As described, we have developed an efficient approach for the chemical synthesis of two monophosphorylated lipid A precursors. Lipid X (1) could be prepared from the common building block 15 via deprotection, acylation, phosphorylation, and global deprotection. The glycosyl acceptor and donor for the synthesis of the disaccharide precursor could also be readily obtained starting from the same key building block. After glycosylation, the disaccharide lipid A precursor 2 was synthesized following a similar reaction sequence of deprotection, acylation, phosphorylation, and global deprotection.
The Nap protecting group has emerged as a particularly valuable addition to carbohydrate chemistry [24,25]. Not only does it not significantly alter carbohydrate reactivity, it also can be readily cleaved under hydrogenolytic conditions as well as a variety of oxidative  and acid-mediated conditions [25,27] that are orthogonal to benzyl ethers. Therefore, we employed the Nap ether as a “permanent” protecting group for the carbohydrate and the 3-hydroxy group of the acyl chain, aiming to provide an advantage over literature reported methods that mainly used the benzyl group in synthesizing lipid A derivatives. Of particular note is the fact that the key Nap protecting group is able to remain in the molecule until the final global deprotection step. The presence of this protecting group until such a late stage likely helps avoiding the problematic acyl migration often observed with similar molecules . In addition, the 4,6-O-naphthylidene acetal (e.g., in compounds 23 and 30) can be regioselectively opened at O6 or O4 under different conditions [19,29]. This could potentially allow the incorporation of other functionalities in target molecules for the synthesis of glycoconjugates. Based on the synthetic strategy described in this work (a common building block and Nap ether protection), we have already designed a route to MPLA, a clinically safe  monophosphoryl lipid A derivative with one phosphate group linked to the 4′-OH group. This work is currently underway in our lab.

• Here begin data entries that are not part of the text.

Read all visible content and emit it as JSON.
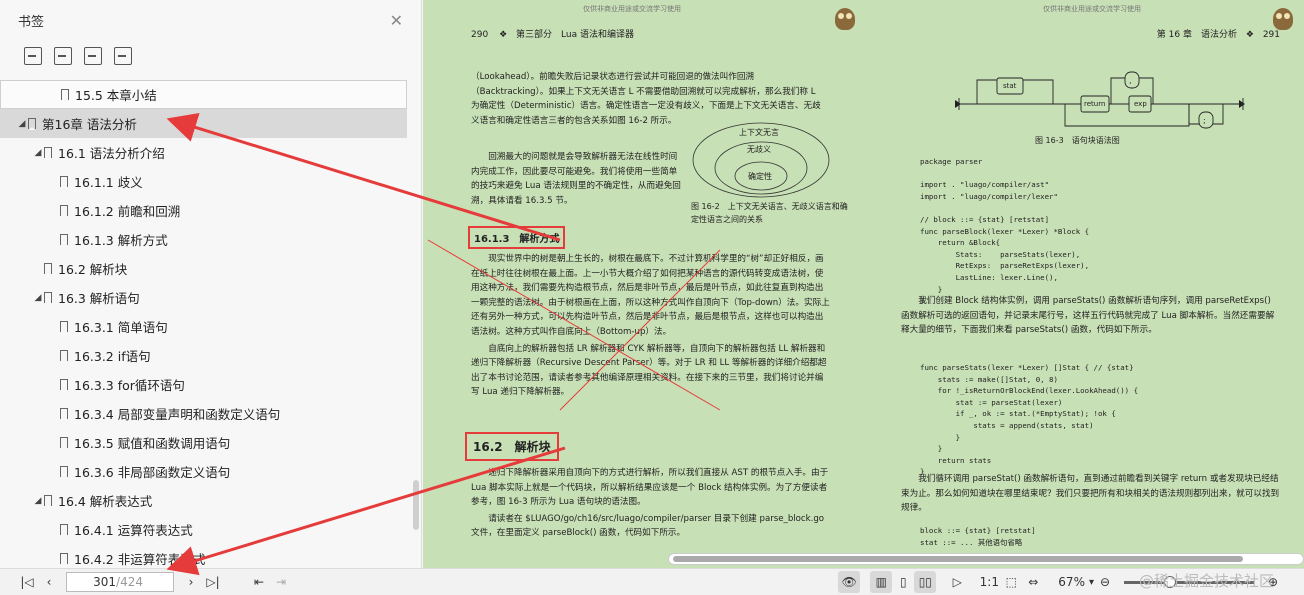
{
  "sidebar": {
    "title": "书签",
    "toc": [
      {
        "label": "15.5 本章小结",
        "level": 2,
        "caret": ""
      },
      {
        "label": "第16章 语法分析",
        "level": 0,
        "caret": "◢"
      },
      {
        "label": "16.1 语法分析介绍",
        "level": 1,
        "caret": "◢"
      },
      {
        "label": "16.1.1 歧义",
        "level": 2,
        "caret": ""
      },
      {
        "label": "16.1.2 前瞻和回溯",
        "level": 2,
        "caret": ""
      },
      {
        "label": "16.1.3 解析方式",
        "level": 2,
        "caret": ""
      },
      {
        "label": "16.2 解析块",
        "level": 1,
        "caret": ""
      },
      {
        "label": "16.3 解析语句",
        "level": 1,
        "caret": "◢"
      },
      {
        "label": "16.3.1 简单语句",
        "level": 2,
        "caret": ""
      },
      {
        "label": "16.3.2 if语句",
        "level": 2,
        "caret": ""
      },
      {
        "label": "16.3.3 for循环语句",
        "level": 2,
        "caret": ""
      },
      {
        "label": "16.3.4 局部变量声明和函数定义语句",
        "level": 2,
        "caret": ""
      },
      {
        "label": "16.3.5 赋值和函数调用语句",
        "level": 2,
        "caret": ""
      },
      {
        "label": "16.3.6 非局部函数定义语句",
        "level": 2,
        "caret": ""
      },
      {
        "label": "16.4 解析表达式",
        "level": 1,
        "caret": "◢"
      },
      {
        "label": "16.4.1 运算符表达式",
        "level": 2,
        "caret": ""
      },
      {
        "label": "16.4.2 非运算符表达式",
        "level": 2,
        "caret": ""
      }
    ]
  },
  "left_page": {
    "watermark": "仅供非商业用途或交流学习使用",
    "page_number": "290",
    "header": "第三部分　Lua 语法和编译器",
    "para1": "（Lookahead）。前瞻失败后记录状态进行尝试并可能回退的做法叫作回溯（Backtracking）。如果上下文无关语言 L 不需要借助回溯就可以完成解析，那么我们称 L 为确定性（Deterministic）语言。确定性语言一定没有歧义，下面是上下文无关语言、无歧义语言和确定性语言三者的包含关系如图 16-2 所示。",
    "para2": "回溯最大的问题就是会导致解析器无法在线性时间内完成工作，因此要尽可能避免。我们将使用一些简单的技巧来避免 Lua 语法规则里的不确定性，从而避免回溯，具体请看 16.3.5 节。",
    "fig_outer": "上下文无言",
    "fig_mid": "无歧义",
    "fig_inner": "确定性",
    "fig_caption": "图 16-2　上下文无关语言、无歧义语言和确定性语言之间的关系",
    "h3": "16.1.3　解析方式",
    "para3": "现实世界中的树是朝上生长的，树根在最底下。不过计算机科学里的“树”却正好相反，画在纸上时往往树根在最上面。上一小节大概介绍了如何把某种语言的源代码转变成语法树，使用这种方法，我们需要先构造根节点，然后是非叶节点，最后是叶节点，如此往复直到构造出一颗完整的语法树。由于树根画在上面，所以这种方式叫作自顶向下（Top-down）法。实际上还有另外一种方式，可以先构造叶节点，然后是非叶节点，最后是根节点，这样也可以构造出语法树。这种方式叫作自底向上（Bottom-up）法。",
    "para4": "自底向上的解析器包括 LR 解析器和 CYK 解析器等，自顶向下的解析器包括 LL 解析器和递归下降解析器（Recursive Descent Parser）等。对于 LR 和 LL 等解析器的详细介绍都超出了本书讨论范围，请读者参考其他编译原理相关资料。在接下来的三节里，我们将讨论并编写 Lua 递归下降解析器。",
    "h2": "16.2　解析块",
    "para5": "递归下降解析器采用自顶向下的方式进行解析，所以我们直接从 AST 的根节点入手。由于 Lua 脚本实际上就是一个代码块，所以解析结果应该是一个 Block 结构体实例。为了方便读者参考，图 16-3 所示为 Lua 语句块的语法图。",
    "para6": "请读者在 $LUAGO/go/ch16/src/luago/compiler/parser 目录下创建 parse_block.go 文件，在里面定义 parseBlock() 函数，代码如下所示。"
  },
  "right_page": {
    "watermark": "仅供非商业用途或交流学习使用",
    "page_number": "291",
    "header": "第 16 章　语法分析",
    "diagram_stat": "stat",
    "diagram_return": "return",
    "diagram_exp": "exp",
    "diagram_comma": ",",
    "diagram_semi": ";",
    "fig_caption": "图 16-3　语句块语法图",
    "code1": "package parser\n\nimport . \"luago/compiler/ast\"\nimport . \"luago/compiler/lexer\"\n\n// block ::= {stat} [retstat]\nfunc parseBlock(lexer *Lexer) *Block {\n    return &Block{\n        Stats:    parseStats(lexer),\n        RetExps:  parseRetExps(lexer),\n        LastLine: lexer.Line(),\n    }\n}",
    "para1": "我们创建 Block 结构体实例，调用 parseStats() 函数解析语句序列，调用 parseRetExps() 函数解析可选的返回语句，并记录末尾行号，这样五行代码就完成了 Lua 脚本解析。当然还需要解释大量的细节，下面我们来看 parseStats() 函数，代码如下所示。",
    "code2": "func parseStats(lexer *Lexer) []Stat { // {stat}\n    stats := make([]Stat, 0, 8)\n    for !_isReturnOrBlockEnd(lexer.LookAhead()) {\n        stat := parseStat(lexer)\n        if _, ok := stat.(*EmptyStat); !ok {\n            stats = append(stats, stat)\n        }\n    }\n    return stats\n}",
    "para2": "我们循环调用 parseStat() 函数解析语句，直到通过前瞻看到关键字 return 或者发现块已经结束为止。那么如何知道块在哪里结束呢？我们只要把所有和块相关的语法规则都列出来，就可以找到规律。",
    "code3": "block ::= {stat} [retstat]\nstat ::= ... 其他语句省略"
  },
  "toolbar": {
    "page_current": "301",
    "page_total": "/424",
    "zoom": "67%",
    "brand": "@稀土掘金技术社区"
  },
  "colors": {
    "page_bg": "#c8e0b6",
    "annotation": "#e53b3b",
    "active_toc": "#d9d9d9"
  }
}
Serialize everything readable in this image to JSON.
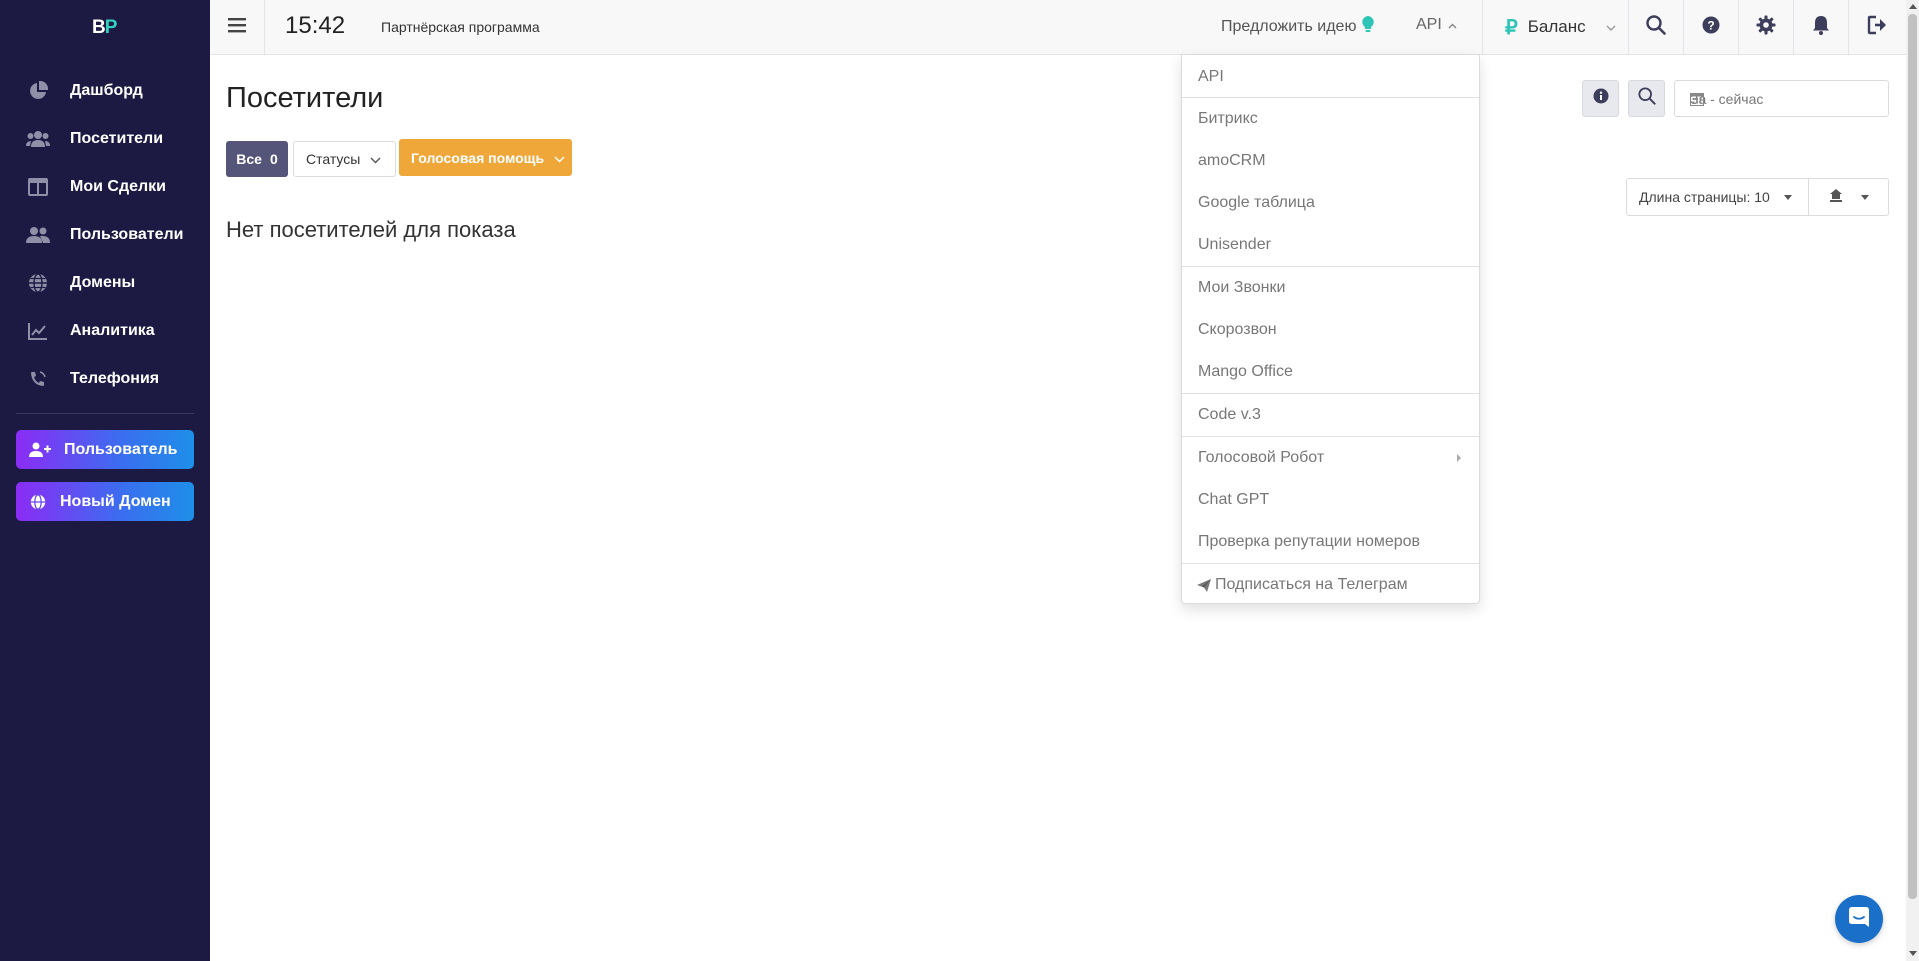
{
  "logo": {
    "b": "B",
    "p": "P"
  },
  "sidebar": {
    "items": [
      {
        "label": "Дашборд",
        "icon": "pie-chart-icon"
      },
      {
        "label": "Посетители",
        "icon": "users-icon"
      },
      {
        "label": "Мои Сделки",
        "icon": "columns-icon"
      },
      {
        "label": "Пользователи",
        "icon": "user-group-icon"
      },
      {
        "label": "Домены",
        "icon": "globe-icon"
      },
      {
        "label": "Аналитика",
        "icon": "line-chart-icon"
      },
      {
        "label": "Телефония",
        "icon": "phone-icon"
      }
    ],
    "add_user_label": "Пользователь",
    "new_domain_label": "Новый Домен"
  },
  "header": {
    "time": "15:42",
    "partner_label": "Партнёрская программа",
    "idea_label": "Предложить идею",
    "api_label": "API",
    "balance_symbol": "₽",
    "balance_label": "Баланс"
  },
  "main": {
    "title": "Посетители",
    "filter_all_label": "Все",
    "filter_all_count": "0",
    "filter_status_label": "Статусы",
    "voice_help_label": "Голосовая помощь",
    "empty_text": "Нет посетителей для показа",
    "date_placeholder": "За - сейчас",
    "page_length_label": "Длина страницы: 10"
  },
  "api_menu": {
    "items": [
      "API",
      "Битрикс",
      "amoCRM",
      "Google таблица",
      "Unisender",
      "Мои Звонки",
      "Скорозвон",
      "Mango Office",
      "Code v.3",
      "Голосовой Робот",
      "Chat GPT",
      "Проверка репутации номеров",
      "Подписаться на Телеграм"
    ]
  },
  "colors": {
    "sidebar_bg": "#1c1a43",
    "accent_teal": "#2ec4b6",
    "voice_btn": "#f0a73a",
    "filter_all_bg": "#55557a",
    "chat_bg": "#1a6fc9"
  }
}
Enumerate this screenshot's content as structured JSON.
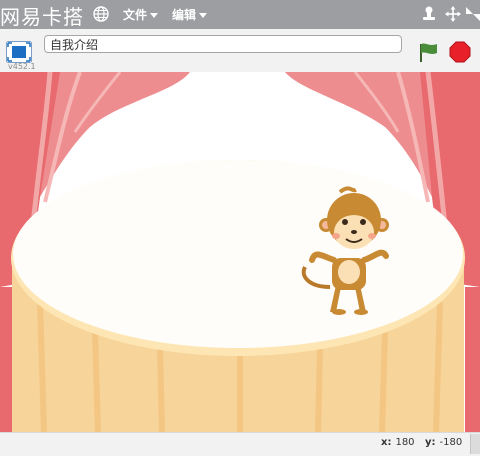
{
  "app": {
    "brand": "网易卡搭",
    "icons": {
      "globe": "globe-icon",
      "stamp": "stamp-icon",
      "move": "move-arrows-icon",
      "shrink": "shrink-icon"
    }
  },
  "menu": {
    "file_label": "文件",
    "edit_label": "编辑"
  },
  "project": {
    "title": "自我介绍",
    "version": "v452.1"
  },
  "controls": {
    "flag": "green-flag-icon",
    "stop": "stop-icon"
  },
  "status": {
    "x_label": "x:",
    "x_value": "180",
    "y_label": "y:",
    "y_value": "-180"
  },
  "colors": {
    "menubar": "#9c9ea2",
    "curtain": "#e86a6e",
    "stage_floor": "#f7d49a",
    "flag": "#4a8d3a",
    "stop": "#e8202a"
  }
}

|Supporting Information File 1: Experimental details and copies of NMR spectra.|
|Format: PDF||Size: 3.5 MB||Download|
This work was partially supported by the National Natural Science Foundation of China (21602134) and the Shanghai Science and Technology Innovation – International Collaboration Fund of Shanghai Science and Technology Committee (18430721800). LC would like to acknowledge the partial financial support through an RISE (Research Initiative for Summer Engagement) grant from the Office of the Vice President for Research at the University of South Carolina (2020).